Zakaria: Obama should weigh troop level carefully
Dick Cheney has accused Barack Obama of "dithering" over Afghanistan. If the president were to quickly invade a country on the basis of half-baked intelligence, would that demonstrate his courage and decisiveness to Cheney? In fact, it's not a bad idea for Obama to take his time, examine all options and watch how the post-election landscape in Afghanistan evolves.
The real question we should be asking about Afghanistan is: "Do we need a third surge?" The number of U.S. forces in Afghanistan in January 2008 was 26,607. Over the next six months, the total rose to 48,250. President Bush described this policy as "the quiet surge," and he made the standard arguments about the need for a counterinsurgency capacity -- the troops had to not only fight the Taliban but also protect the Afghan population, strengthen and train the Afghan army and police, and assist in development.
In January, 3,000 more troops, originally ordered by Bush, went to Afghanistan in the first days of the Obama presidency. In February, responding to a request from the commander in the field, Obama ordered an additional 17,000 troops into the country. Put another way, over the past 18 months, troop levels in Afghanistan have almost tripled. Sending an additional 40,000 troops would mean an over 300 percent increase in U.S. troops since 2008. (The total surge in Iraq was just over 20,000 troops.) It is not dithering to try to figure out why previous increases have not worked and why we think additional ones would.
In fact, focusing on the number of additional troops needed "misses the point entirely," says Gen. Stanley McChrystal, the commander Obama put in place this summer. "The key takeaway" from his now-famous assessment "is the urgent need for a significant change to our strategy and the way we think and operate." The quotes are from the third paragraph of his 66-page memo. These changes in strategy have just begun.
To understand how U.S. troops had been fighting in Afghanistan, consider the Battle of Wanat. On July 13, 2008, a large number of Taliban fighters surrounded an American base in that village, in the southeastern corner of Afghanistan.

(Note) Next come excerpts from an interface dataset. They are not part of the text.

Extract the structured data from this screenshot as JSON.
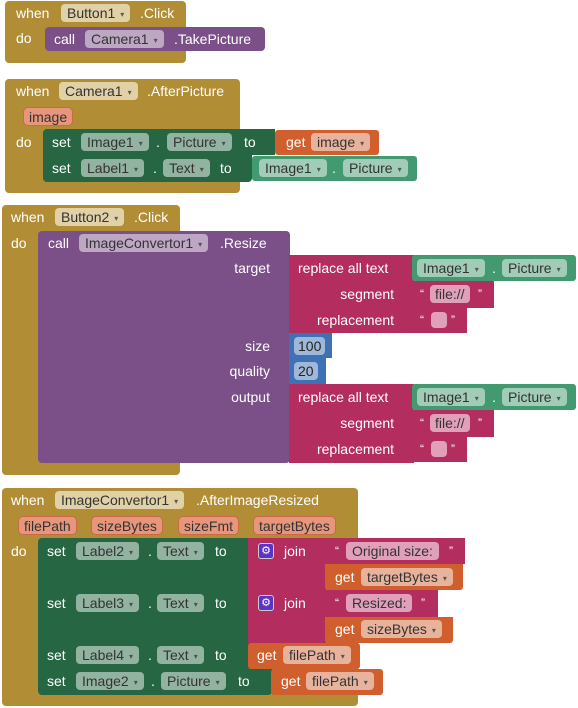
{
  "common": {
    "when": "when",
    "do": "do",
    "call": "call",
    "set": "set",
    "to": "to",
    "get": "get",
    "dot": ".",
    "join": "join",
    "open_quote": "“",
    "close_quote": "”",
    "dropdown_icon": "▾",
    "gear_icon": "⚙"
  },
  "block1": {
    "component": "Button1",
    "event": ".Click",
    "call_component": "Camera1",
    "method": ".TakePicture"
  },
  "block2": {
    "component": "Camera1",
    "event": ".AfterPicture",
    "params": [
      "image"
    ],
    "stmt1": {
      "component": "Image1",
      "property": "Picture",
      "get_var": "image"
    },
    "stmt2": {
      "component": "Label1",
      "property": "Text",
      "value_component": "Image1",
      "value_property": "Picture"
    }
  },
  "block3": {
    "component": "Button2",
    "event": ".Click",
    "call_component": "ImageConvertor1",
    "method": ".Resize",
    "args": {
      "target_label": "target",
      "size_label": "size",
      "quality_label": "quality",
      "output_label": "output",
      "size_value": "100",
      "quality_value": "20"
    },
    "replace": {
      "label": "replace all text",
      "segment_label": "segment",
      "replacement_label": "replacement",
      "component": "Image1",
      "property": "Picture",
      "segment_value": "file://",
      "replacement_value": ""
    }
  },
  "block4": {
    "component": "ImageConvertor1",
    "event": ".AfterImageResized",
    "params": [
      "filePath",
      "sizeBytes",
      "sizeFmt",
      "targetBytes"
    ],
    "stmt1": {
      "component": "Label2",
      "property": "Text",
      "text": "Original size:",
      "get_var": "targetBytes"
    },
    "stmt2": {
      "component": "Label3",
      "property": "Text",
      "text": "Resized:",
      "get_var": "sizeBytes"
    },
    "stmt3": {
      "component": "Label4",
      "property": "Text",
      "get_var": "filePath"
    },
    "stmt4": {
      "component": "Image2",
      "property": "Picture",
      "get_var": "filePath"
    }
  },
  "colors": {
    "event": "#b18e35",
    "procedure_call": "#7b4f87",
    "setter": "#266643",
    "component_getter": "#439970",
    "text": "#b32d5e",
    "variable_get": "#d05f2d",
    "number": "#3f71b5",
    "mutator": "#5b33c8"
  }
}
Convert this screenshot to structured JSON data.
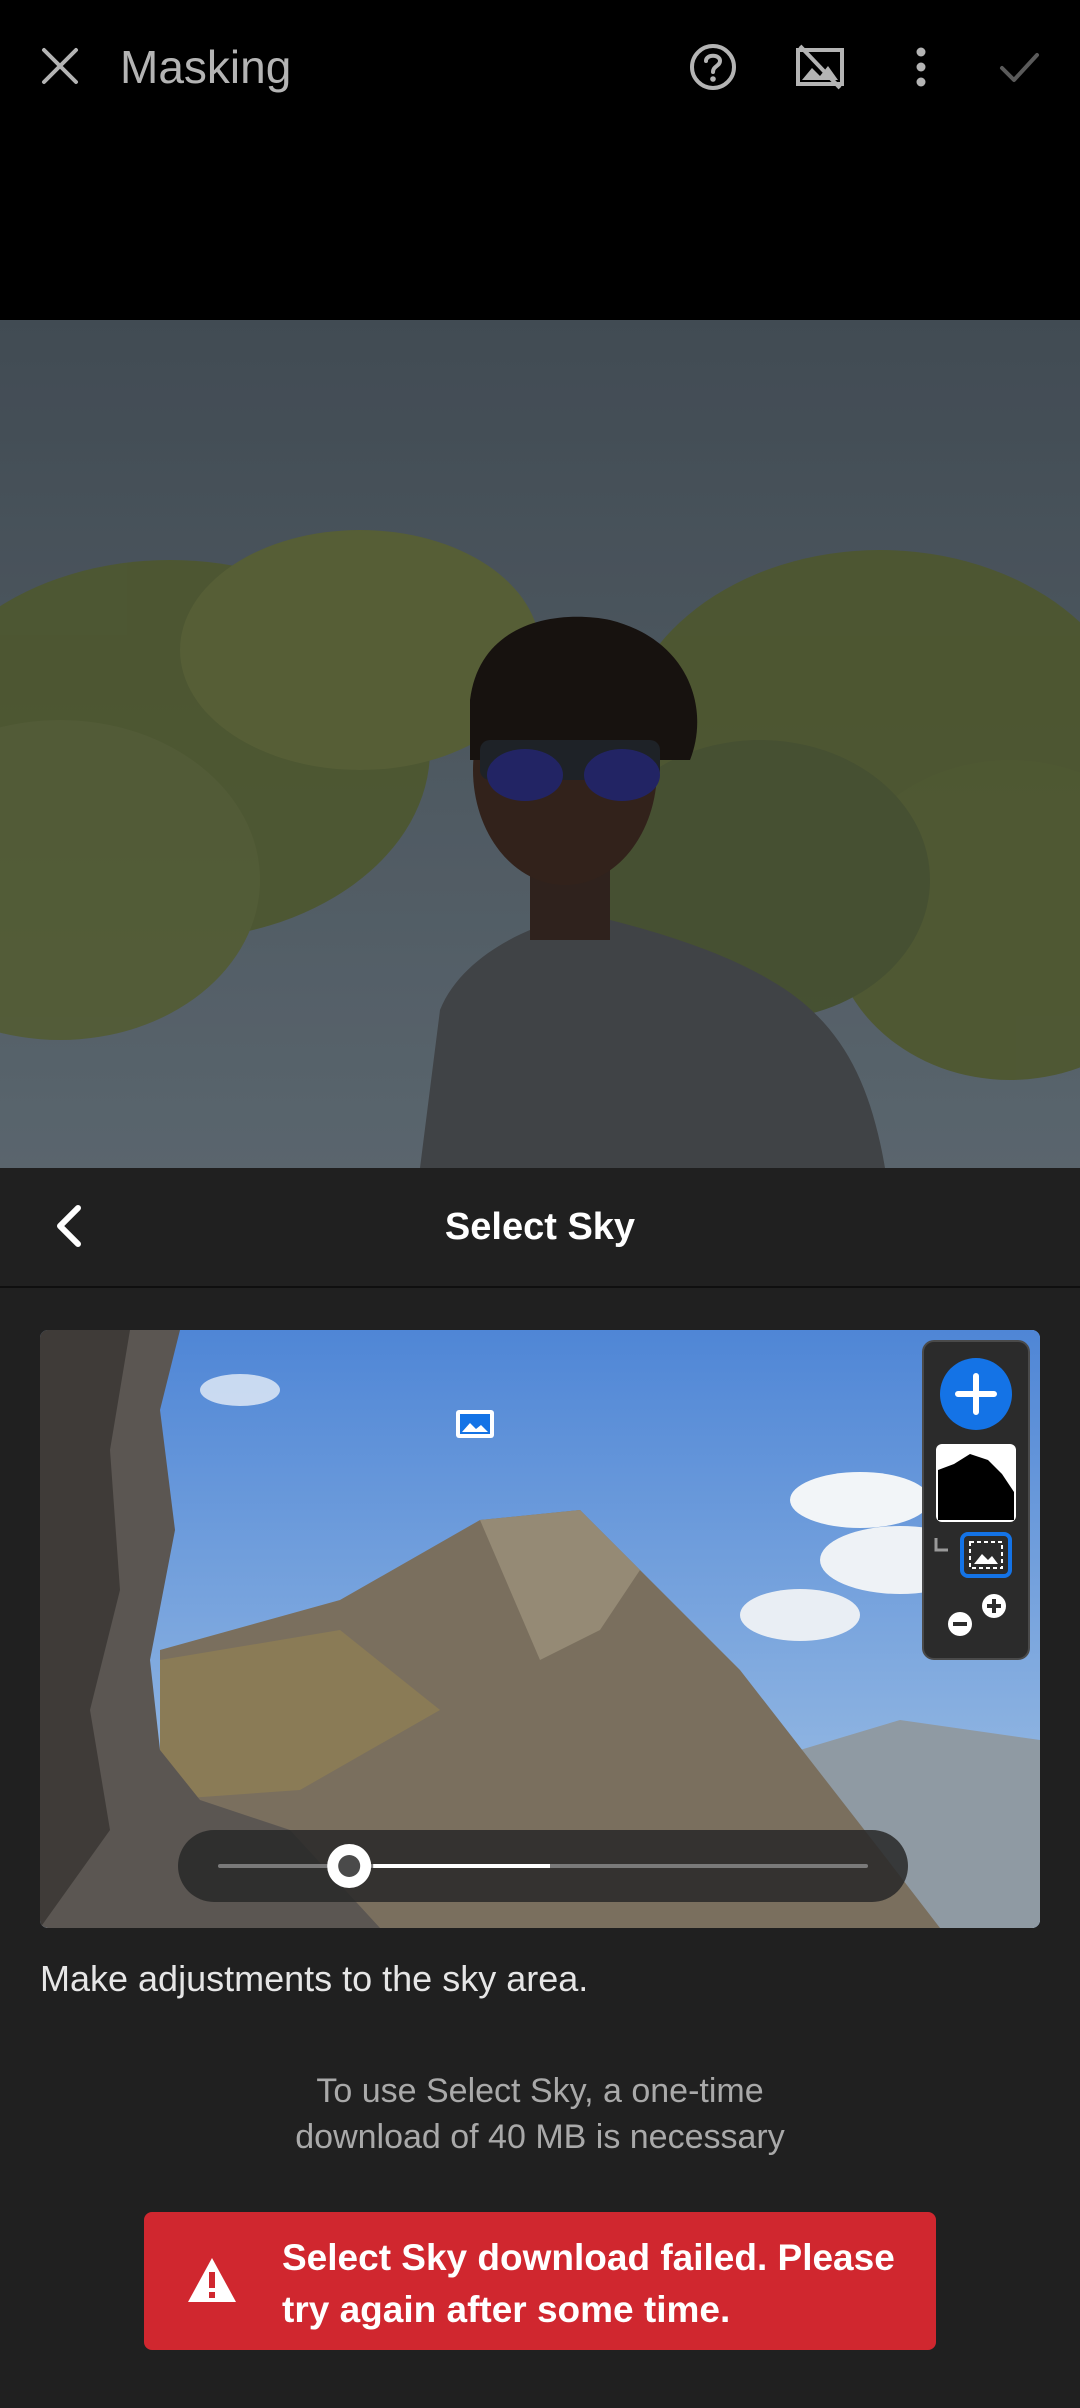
{
  "app_bar": {
    "title": "Masking",
    "icons": [
      "close-icon",
      "help-icon",
      "overlay-off-icon",
      "more-vert-icon",
      "check-icon"
    ]
  },
  "panel": {
    "title": "Select Sky",
    "description": "Make adjustments to the sky area.",
    "download_note_line1": "To use Select Sky, a one-time",
    "download_note_line2": "download of 40 MB is necessary",
    "error_message": "Select Sky download failed. Please try again after some time."
  },
  "preview": {
    "slider_progress": 0.2
  },
  "colors": {
    "accent": "#1473e6",
    "error": "#d0272f",
    "panel_bg": "#202020",
    "appbar_bg": "#000000"
  }
}
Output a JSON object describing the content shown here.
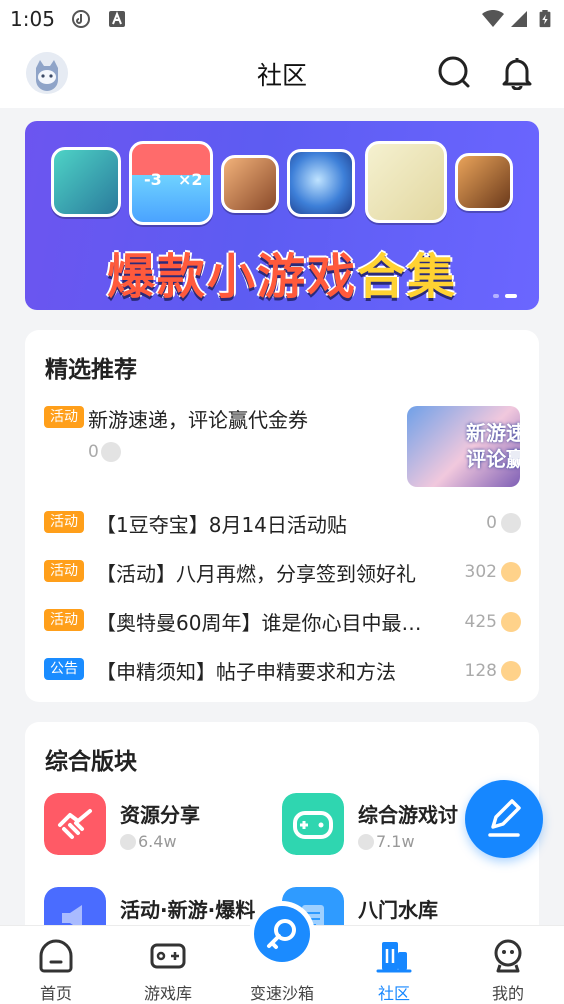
{
  "status": {
    "time": "1:05"
  },
  "header": {
    "title": "社区"
  },
  "banner": {
    "text_main": "爆款小游戏",
    "text_gold": "合集",
    "tile_label_a": "-3",
    "tile_label_b": "×2"
  },
  "featured": {
    "title": "精选推荐",
    "top_post": {
      "tag": "活动",
      "title": "新游速递，评论赢代金券",
      "count": "0",
      "thumb_text_1": "新游速",
      "thumb_text_2": "评论赢"
    },
    "posts": [
      {
        "tag": "活动",
        "title": "【1豆夺宝】8月14日活动贴",
        "count": "0"
      },
      {
        "tag": "活动",
        "title": "【活动】八月再燃，分享签到领好礼",
        "count": "302"
      },
      {
        "tag": "活动",
        "title": "【奥特曼60周年】谁是你心目中最…",
        "count": "425"
      },
      {
        "tag": "公告",
        "title": "【申精须知】帖子申精要求和方法",
        "count": "128"
      }
    ]
  },
  "boards": {
    "title": "综合版块",
    "items": [
      {
        "name": "资源分享",
        "count": "6.4w"
      },
      {
        "name": "综合游戏讨",
        "count": "7.1w"
      },
      {
        "name": "活动·新游·爆料",
        "count": ""
      },
      {
        "name": "八门水库",
        "count": ""
      }
    ]
  },
  "nav": {
    "items": [
      {
        "label": "首页"
      },
      {
        "label": "游戏库"
      },
      {
        "label": "变速沙箱"
      },
      {
        "label": "社区"
      },
      {
        "label": "我的"
      }
    ]
  },
  "colors": {
    "accent": "#1687ff",
    "activity_tag": "#ff9f1a",
    "notice_tag": "#1a8cff"
  }
}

After a few hours of fierce fighting, nine American soldiers lay dead, the largest number killed in a single engagement in years. Former Post reporter and defense expert Tom Ricks points out that Wanat is in a mountainous region with few people, many of them hostile to outsiders. So, he asks, "Why are we putting our fist in a hornet's nest?"
McChrystal has since pulled U.S. forces out of Wanat. The Post's Greg Jaffe, reporting on the town a year later, concluded recently that "ceding territory to the Taliban is more effective than maintaining small, vulnerable bases in forbidding terrain. In the past several weeks, U.S. commanders, based about six miles outside the village, have detected growing friction between Wanat residents and the Taliban commanders responsible for last year's attack." So why not let the Taliban try to set up bases in these remote areas with prickly locals? NATO forces can then periodically disrupt the Taliban rather than the other way around. In these places, counter-terrorism -- now often associated with Vice President Biden -- could work well with the grain of Afghan society.
Advocates of a troop increase act as if counterinsurgency is applied physics. McChrystal's team, having done the mathematical calculations, has apparently arrived at the exact answer. There is no room for variation or middle courses, the argument goes. But the theory that "it's 40,000 troops or no counterinsurgency" is absurd. The best evidence is that senior military officers assured me at various points over the past year that with the latest increase in troops they finally had enough forces to do counterinsurgency.
The crucial judgments that have to be made involve what the troops will do and how much of Afghanistan to cover. One option is the idea Ricks recently suggested to me: "Why not do the Petraeus plan [counterinsurgency] for the major population centers and the Biden plan [counterterrorism] for the rest of the country?" Following that middle course might be the most practical solution; more forces could still be needed, as McChrystal suggests, or perhaps we can make do with the almost 100,000 coalition forces already there. Obama should carefully consider all the options before racing to demonstrate how tough he is.
Fareed Zakaria is editor of Newsweek International and the author of "The Post-American World." His e-mail address is firstname.lastname@example.org.